There were other transfers to be sure which had the effect of protecting about $250,000 of equity in the debtor’s home (after the homestead exemption).  Judge Kwan concluded that the debtor “crossed over the line’ of what is permissible behavior.  See In re Beverly, 374 B.R. at 244-246 (discussing the difficulty in drawing the line between legitimate bankruptcy planning and intent to hinder, delay or defraud creditors).”

SFVBA Program This Friday October 12, 2018

Email from Steve Fox:

Dear All:

The bankruptcy section is back for its 2018-2019 season.  The first program up is a really unique program.  It will exercise our brains and give us some good food for thought, and good stuff to use in our law practices.  Daniel J. Bussell of Klee, Tuchin (and a law professor at UCLA), Whitman Holt (a partner at Klee Tuchin) and Judge Barash will speak on a small number of selected appellate cases. Read more…

Nice Program with Judge Alex Kozinski – October 19, 2017

Judging the Judge: A Candid Conversation Between Judge Kozinski and Professors Ronald Collins and David Skover on Appellate Judging and the Politics of Law. Judge Kozinski will engage the authors in a spirited dialogue about partisan politics and the art of appellate judging, primarily at the Supreme Court level.
In their latest book, The Judge: 26 Machiavellian Lessons (Oxford University Press, 2017), Professors Collins and Skover raise a provocative question: What flows from the proposition that law is politics, or that Supreme Court decision-making in controversial cases is greatly influenced by partisan beliefs? That is, ever more people believe that judicial power is a form of political power. If so, what then? The answer: the maximization of judicial power, which is where Machiavelli comes in by way of the 26 power-maxims urged by the authors. It is against this conceptual backdrop that Judge Kozinski will engage the authors in a spirited dialogue about partisan politics and the art of appellate judging, primarily at the Supreme Court level.

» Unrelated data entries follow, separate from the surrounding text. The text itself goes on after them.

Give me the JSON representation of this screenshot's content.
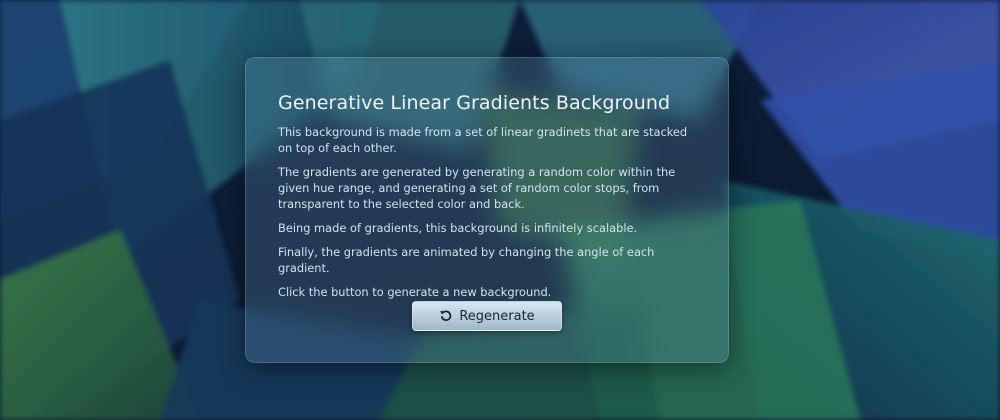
{
  "background": {
    "colors": [
      "#0b1a2e",
      "#1e3a66",
      "#2a6f7d",
      "#3a7a4a",
      "#2c4a9a",
      "#4a5aa8"
    ]
  },
  "panel": {
    "title": "Generative Linear Gradients Background",
    "paragraphs": [
      "This background is made from a set of linear gradinets that are stacked on top of each other.",
      "The gradients are generated by generating a random color within the given hue range, and generating a set of random color stops, from transparent to the selected color and back.",
      "Being made of gradients, this background is infinitely scalable.",
      "Finally, the gradients are animated by changing the angle of each gradient.",
      "Click the button to generate a new background."
    ],
    "button": {
      "label": "Regenerate",
      "icon": "refresh-icon"
    }
  }
}
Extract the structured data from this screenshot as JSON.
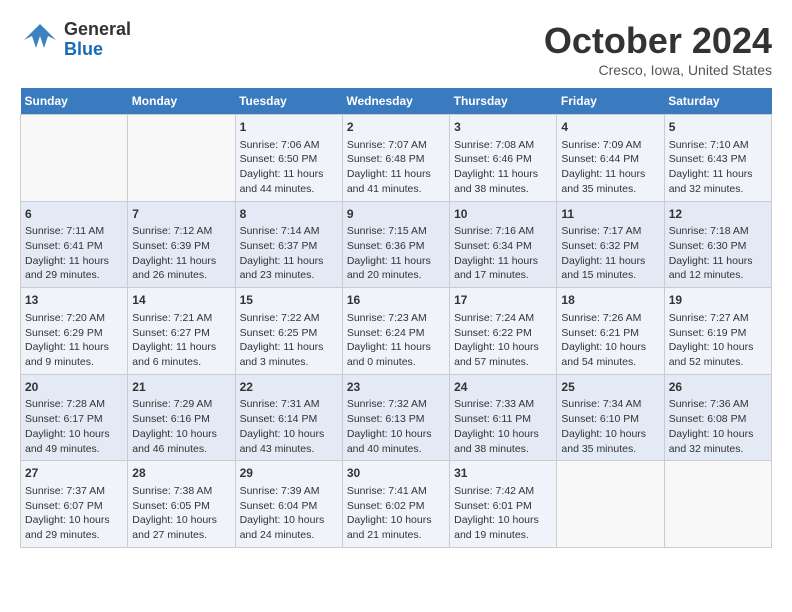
{
  "header": {
    "logo": {
      "general": "General",
      "blue": "Blue",
      "tagline": ""
    },
    "title": "October 2024",
    "subtitle": "Cresco, Iowa, United States"
  },
  "calendar": {
    "days_of_week": [
      "Sunday",
      "Monday",
      "Tuesday",
      "Wednesday",
      "Thursday",
      "Friday",
      "Saturday"
    ],
    "weeks": [
      {
        "days": [
          {
            "num": "",
            "info": ""
          },
          {
            "num": "",
            "info": ""
          },
          {
            "num": "1",
            "info": "Sunrise: 7:06 AM\nSunset: 6:50 PM\nDaylight: 11 hours and 44 minutes."
          },
          {
            "num": "2",
            "info": "Sunrise: 7:07 AM\nSunset: 6:48 PM\nDaylight: 11 hours and 41 minutes."
          },
          {
            "num": "3",
            "info": "Sunrise: 7:08 AM\nSunset: 6:46 PM\nDaylight: 11 hours and 38 minutes."
          },
          {
            "num": "4",
            "info": "Sunrise: 7:09 AM\nSunset: 6:44 PM\nDaylight: 11 hours and 35 minutes."
          },
          {
            "num": "5",
            "info": "Sunrise: 7:10 AM\nSunset: 6:43 PM\nDaylight: 11 hours and 32 minutes."
          }
        ]
      },
      {
        "days": [
          {
            "num": "6",
            "info": "Sunrise: 7:11 AM\nSunset: 6:41 PM\nDaylight: 11 hours and 29 minutes."
          },
          {
            "num": "7",
            "info": "Sunrise: 7:12 AM\nSunset: 6:39 PM\nDaylight: 11 hours and 26 minutes."
          },
          {
            "num": "8",
            "info": "Sunrise: 7:14 AM\nSunset: 6:37 PM\nDaylight: 11 hours and 23 minutes."
          },
          {
            "num": "9",
            "info": "Sunrise: 7:15 AM\nSunset: 6:36 PM\nDaylight: 11 hours and 20 minutes."
          },
          {
            "num": "10",
            "info": "Sunrise: 7:16 AM\nSunset: 6:34 PM\nDaylight: 11 hours and 17 minutes."
          },
          {
            "num": "11",
            "info": "Sunrise: 7:17 AM\nSunset: 6:32 PM\nDaylight: 11 hours and 15 minutes."
          },
          {
            "num": "12",
            "info": "Sunrise: 7:18 AM\nSunset: 6:30 PM\nDaylight: 11 hours and 12 minutes."
          }
        ]
      },
      {
        "days": [
          {
            "num": "13",
            "info": "Sunrise: 7:20 AM\nSunset: 6:29 PM\nDaylight: 11 hours and 9 minutes."
          },
          {
            "num": "14",
            "info": "Sunrise: 7:21 AM\nSunset: 6:27 PM\nDaylight: 11 hours and 6 minutes."
          },
          {
            "num": "15",
            "info": "Sunrise: 7:22 AM\nSunset: 6:25 PM\nDaylight: 11 hours and 3 minutes."
          },
          {
            "num": "16",
            "info": "Sunrise: 7:23 AM\nSunset: 6:24 PM\nDaylight: 11 hours and 0 minutes."
          },
          {
            "num": "17",
            "info": "Sunrise: 7:24 AM\nSunset: 6:22 PM\nDaylight: 10 hours and 57 minutes."
          },
          {
            "num": "18",
            "info": "Sunrise: 7:26 AM\nSunset: 6:21 PM\nDaylight: 10 hours and 54 minutes."
          },
          {
            "num": "19",
            "info": "Sunrise: 7:27 AM\nSunset: 6:19 PM\nDaylight: 10 hours and 52 minutes."
          }
        ]
      },
      {
        "days": [
          {
            "num": "20",
            "info": "Sunrise: 7:28 AM\nSunset: 6:17 PM\nDaylight: 10 hours and 49 minutes."
          },
          {
            "num": "21",
            "info": "Sunrise: 7:29 AM\nSunset: 6:16 PM\nDaylight: 10 hours and 46 minutes."
          },
          {
            "num": "22",
            "info": "Sunrise: 7:31 AM\nSunset: 6:14 PM\nDaylight: 10 hours and 43 minutes."
          },
          {
            "num": "23",
            "info": "Sunrise: 7:32 AM\nSunset: 6:13 PM\nDaylight: 10 hours and 40 minutes."
          },
          {
            "num": "24",
            "info": "Sunrise: 7:33 AM\nSunset: 6:11 PM\nDaylight: 10 hours and 38 minutes."
          },
          {
            "num": "25",
            "info": "Sunrise: 7:34 AM\nSunset: 6:10 PM\nDaylight: 10 hours and 35 minutes."
          },
          {
            "num": "26",
            "info": "Sunrise: 7:36 AM\nSunset: 6:08 PM\nDaylight: 10 hours and 32 minutes."
          }
        ]
      },
      {
        "days": [
          {
            "num": "27",
            "info": "Sunrise: 7:37 AM\nSunset: 6:07 PM\nDaylight: 10 hours and 29 minutes."
          },
          {
            "num": "28",
            "info": "Sunrise: 7:38 AM\nSunset: 6:05 PM\nDaylight: 10 hours and 27 minutes."
          },
          {
            "num": "29",
            "info": "Sunrise: 7:39 AM\nSunset: 6:04 PM\nDaylight: 10 hours and 24 minutes."
          },
          {
            "num": "30",
            "info": "Sunrise: 7:41 AM\nSunset: 6:02 PM\nDaylight: 10 hours and 21 minutes."
          },
          {
            "num": "31",
            "info": "Sunrise: 7:42 AM\nSunset: 6:01 PM\nDaylight: 10 hours and 19 minutes."
          },
          {
            "num": "",
            "info": ""
          },
          {
            "num": "",
            "info": ""
          }
        ]
      }
    ]
  }
}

Panelists:
Honorable Alex Kozinski, Ninth Circuit Court of Appeal
Professor Ronald Collins, University of Washington School of Law
Professor David Skover , Seattle University School of Law Read more…

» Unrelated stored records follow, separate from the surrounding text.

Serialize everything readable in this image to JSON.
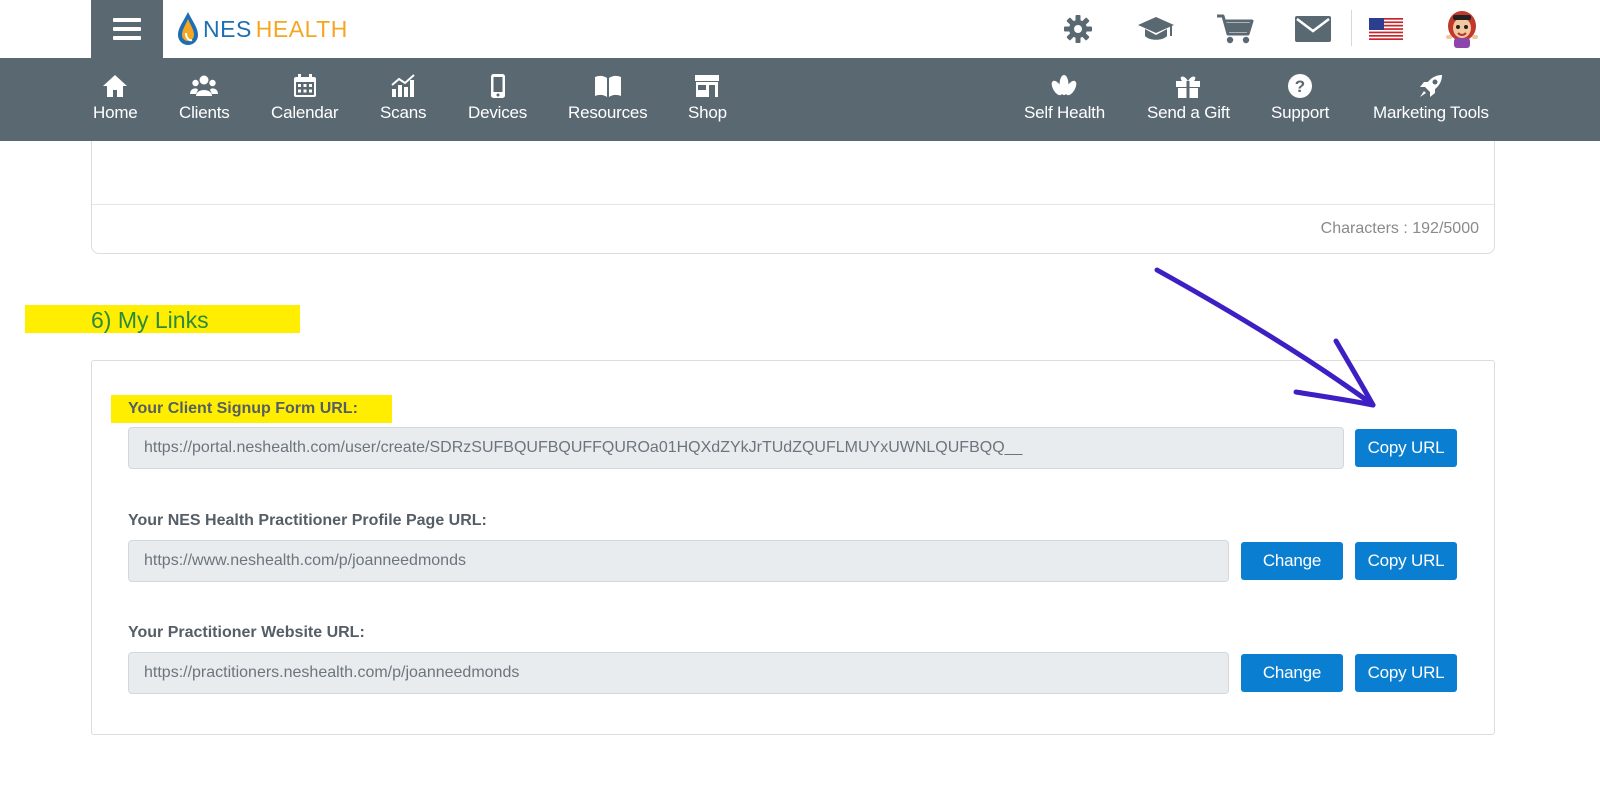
{
  "header": {
    "logo_part1": "NES",
    "logo_part2": "HEALTH",
    "icons": [
      "gear-icon",
      "graduation-cap-icon",
      "cart-icon",
      "mail-icon",
      "us-flag-icon",
      "avatar"
    ]
  },
  "nav": {
    "left": [
      {
        "label": "Home",
        "icon": "home-icon"
      },
      {
        "label": "Clients",
        "icon": "clients-icon"
      },
      {
        "label": "Calendar",
        "icon": "calendar-icon"
      },
      {
        "label": "Scans",
        "icon": "scans-icon"
      },
      {
        "label": "Devices",
        "icon": "device-icon"
      },
      {
        "label": "Resources",
        "icon": "book-icon"
      },
      {
        "label": "Shop",
        "icon": "shop-icon"
      }
    ],
    "right": [
      {
        "label": "Self Health",
        "icon": "lotus-icon"
      },
      {
        "label": "Send a Gift",
        "icon": "gift-icon"
      },
      {
        "label": "Support",
        "icon": "help-icon"
      },
      {
        "label": "Marketing Tools",
        "icon": "rocket-icon"
      }
    ]
  },
  "top_panel": {
    "char_count": "Characters : 192/5000"
  },
  "links": {
    "section_title": "6) My Links",
    "signup_label": "Your Client Signup Form URL:",
    "signup_url": "https://portal.neshealth.com/user/create/SDRzSUFBQUFBQUFFQUROa01HQXdZYkJrTUdZQUFLMUYxUWNLQUFBQQ__",
    "profile_label": "Your NES Health Practitioner Profile Page URL:",
    "profile_url": "https://www.neshealth.com/p/joanneedmonds",
    "website_label": "Your Practitioner Website URL:",
    "website_url": "https://practitioners.neshealth.com/p/joanneedmonds",
    "copy_label": "Copy URL",
    "change_label": "Change"
  },
  "colors": {
    "nav_bg": "#5a6872",
    "button_blue": "#0a7fd1",
    "highlight_yellow": "#ffee00",
    "section_green": "#2b8a3e",
    "annotation_arrow": "#3d1fc4"
  }
}
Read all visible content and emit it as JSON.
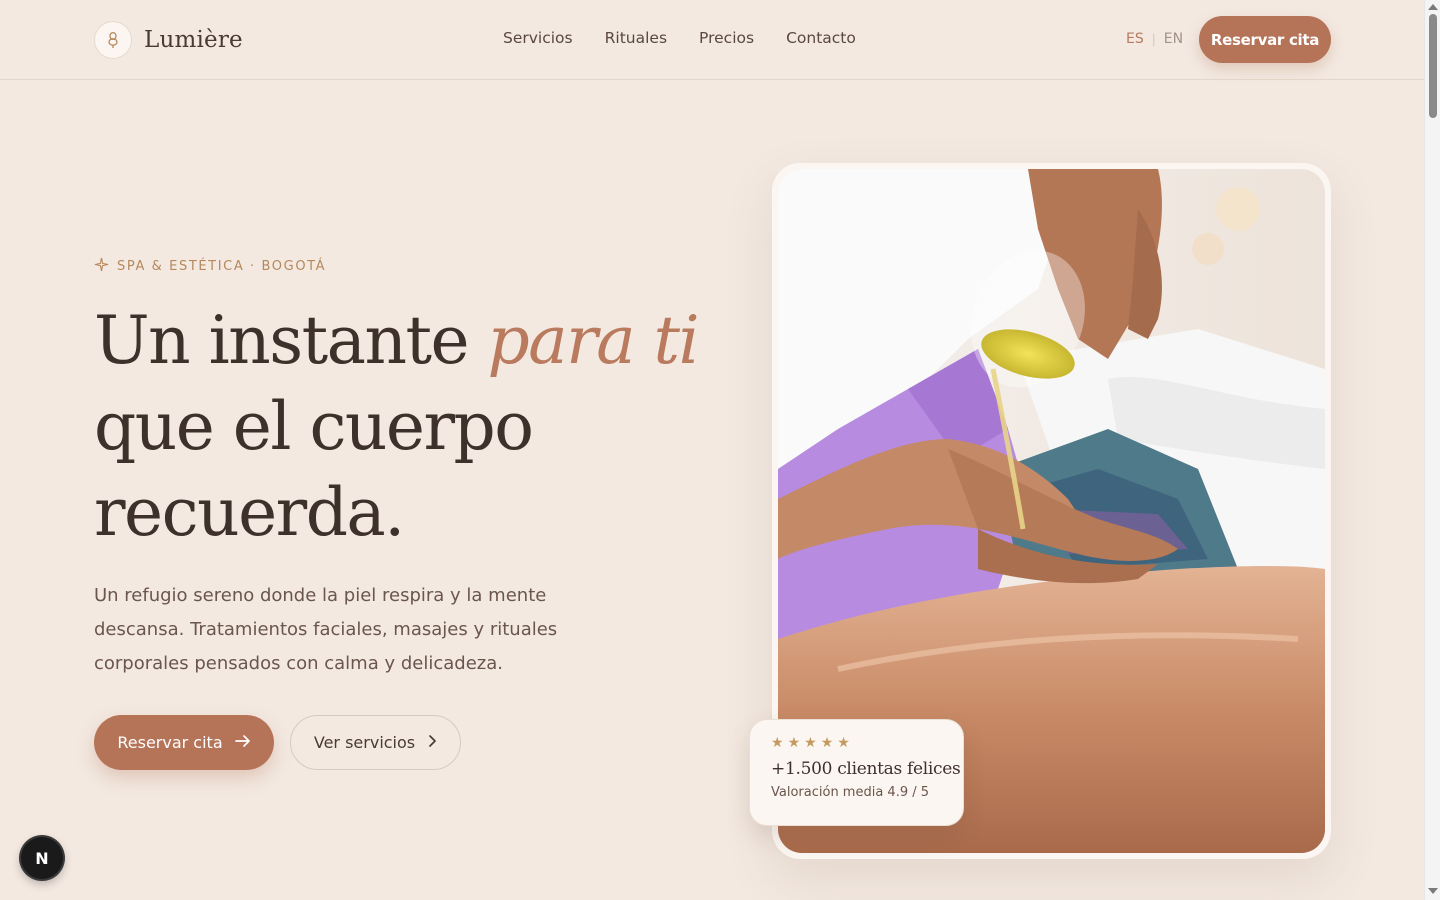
{
  "header": {
    "brand_name": "Lumière",
    "brand_icon": "lotus-icon",
    "nav": [
      "Servicios",
      "Rituales",
      "Precios",
      "Contacto"
    ],
    "lang_es": "ES",
    "lang_sep": "|",
    "lang_en": "EN",
    "cta": "Reservar cita"
  },
  "hero": {
    "eyebrow": "SPA & ESTÉTICA · BOGOTÁ",
    "eyebrow_icon": "sparkle-icon",
    "title_part1": "Un instante ",
    "title_accent": "para ti",
    "title_part2": "que el cuerpo",
    "title_part3": "recuerda.",
    "description": "Un refugio sereno donde la piel respira y la mente descansa. Tratamientos faciales, masajes y rituales corporales pensados con calma y delicadeza.",
    "primary_button": "Reservar cita",
    "primary_icon": "arrow-right-icon",
    "secondary_button": "Ver servicios",
    "secondary_icon": "chevron-right-icon"
  },
  "rating_card": {
    "stars": 5,
    "title": "+1.500 clientas felices",
    "subtitle": "Valoración media 4.9 / 5"
  },
  "colors": {
    "background": "#f3e9e1",
    "accent": "#b57358",
    "gold": "#b6885c",
    "text": "#3e302a"
  },
  "dev_badge": "N"
}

Big Win in the Ninth Circuit for Public Law Center

Hello All,

I wanted to share with you that just yesterday, the Ninth Circuit Court of Appeals overturned the Bankruptcy Appellate Panel and held that a debt owed by a parent to the Orange County Probation Department as the result of the involuntary incarceration of the parent’s minor child is not in the nature of support, and therefore is a dischargeable debt.

The BAP had previously held that the debt was “in the nature of support” and therefore was a Domestic Support Obligation that was nondischargeable under 101(14A) and 523(a)(5). The Ninth Circuit reversed, saying, amont other things, that BAPCPA changed who could be creditors, not what type of debts were covered by 523(a)(5), and this debt does not fit within the state’s family support infrastructure. This is an incredible win for our client, but also a win for other debtors in Orange County who were being pursued by Probation for similar debts.

Read more…

Kozinski “fed up with verbose lawyers and their bloated briefs”

Nice article about Judge Alex Kozinski.  9th Circuit Appellate opening briefs are limited to 14,000 words.  I can’t imagine preparing a brief that is longer than that, and filing it the day it’s due along with a motion for permission to exceed the limits.  Apparently it happens a lot.  This is a nice little article in the LA Times today.  Kozinski says he won’t read the additional 14 pages.